EXERCISE PROMPT: Please give every line below again exactly, but not its pictures.

Records from a dataset:
---
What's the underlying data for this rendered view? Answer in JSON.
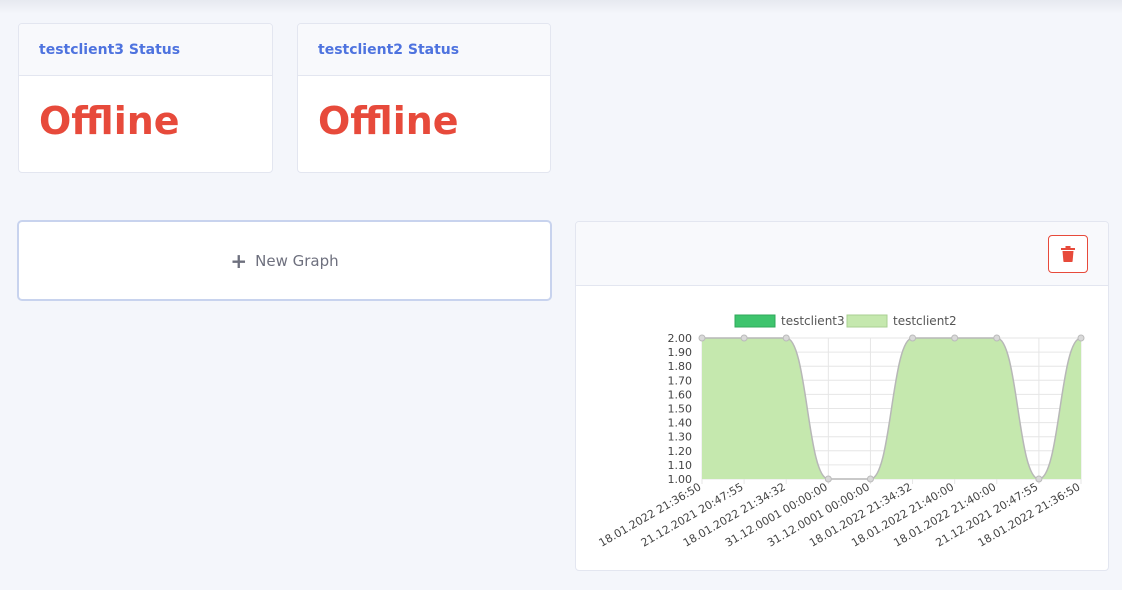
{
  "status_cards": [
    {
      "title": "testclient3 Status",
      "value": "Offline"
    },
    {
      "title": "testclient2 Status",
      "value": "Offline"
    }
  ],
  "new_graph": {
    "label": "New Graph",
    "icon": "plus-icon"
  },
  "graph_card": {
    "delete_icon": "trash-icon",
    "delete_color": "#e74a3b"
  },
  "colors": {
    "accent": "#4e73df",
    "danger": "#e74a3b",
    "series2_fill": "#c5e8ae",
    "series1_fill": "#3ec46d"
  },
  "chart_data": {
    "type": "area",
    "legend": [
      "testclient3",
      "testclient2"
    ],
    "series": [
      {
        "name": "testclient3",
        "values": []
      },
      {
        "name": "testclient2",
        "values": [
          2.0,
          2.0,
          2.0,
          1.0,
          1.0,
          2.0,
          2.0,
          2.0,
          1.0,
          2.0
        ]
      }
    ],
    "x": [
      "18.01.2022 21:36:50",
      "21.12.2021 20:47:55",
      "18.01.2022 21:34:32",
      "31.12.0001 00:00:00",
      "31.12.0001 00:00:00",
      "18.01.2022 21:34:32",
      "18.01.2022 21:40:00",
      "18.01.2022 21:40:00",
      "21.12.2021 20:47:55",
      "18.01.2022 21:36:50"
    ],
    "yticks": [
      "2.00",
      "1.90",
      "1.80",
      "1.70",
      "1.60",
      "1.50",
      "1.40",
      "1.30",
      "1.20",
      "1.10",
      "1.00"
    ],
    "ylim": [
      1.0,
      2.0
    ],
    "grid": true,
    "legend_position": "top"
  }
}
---
SOLUTION TO THE PROBLEM:
What's the underlying data for this rendered view? Answer in JSON.
{
  "status_cards": [
    {
      "title": "testclient3 Status",
      "value": "Offline"
    },
    {
      "title": "testclient2 Status",
      "value": "Offline"
    }
  ],
  "new_graph": {
    "label": "New Graph",
    "icon": "plus-icon"
  },
  "graph_card": {
    "delete_icon": "trash-icon",
    "delete_color": "#e74a3b"
  },
  "colors": {
    "accent": "#4e73df",
    "danger": "#e74a3b",
    "series2_fill": "#c5e8ae",
    "series1_fill": "#3ec46d"
  },
  "chart_data": {
    "type": "area",
    "legend": [
      "testclient3",
      "testclient2"
    ],
    "series": [
      {
        "name": "testclient3",
        "values": []
      },
      {
        "name": "testclient2",
        "values": [
          2.0,
          2.0,
          2.0,
          1.0,
          1.0,
          2.0,
          2.0,
          2.0,
          1.0,
          2.0
        ]
      }
    ],
    "x": [
      "18.01.2022 21:36:50",
      "21.12.2021 20:47:55",
      "18.01.2022 21:34:32",
      "31.12.0001 00:00:00",
      "31.12.0001 00:00:00",
      "18.01.2022 21:34:32",
      "18.01.2022 21:40:00",
      "18.01.2022 21:40:00",
      "21.12.2021 20:47:55",
      "18.01.2022 21:36:50"
    ],
    "yticks": [
      "2.00",
      "1.90",
      "1.80",
      "1.70",
      "1.60",
      "1.50",
      "1.40",
      "1.30",
      "1.20",
      "1.10",
      "1.00"
    ],
    "ylim": [
      1.0,
      2.0
    ],
    "grid": true,
    "legend_position": "top"
  }
}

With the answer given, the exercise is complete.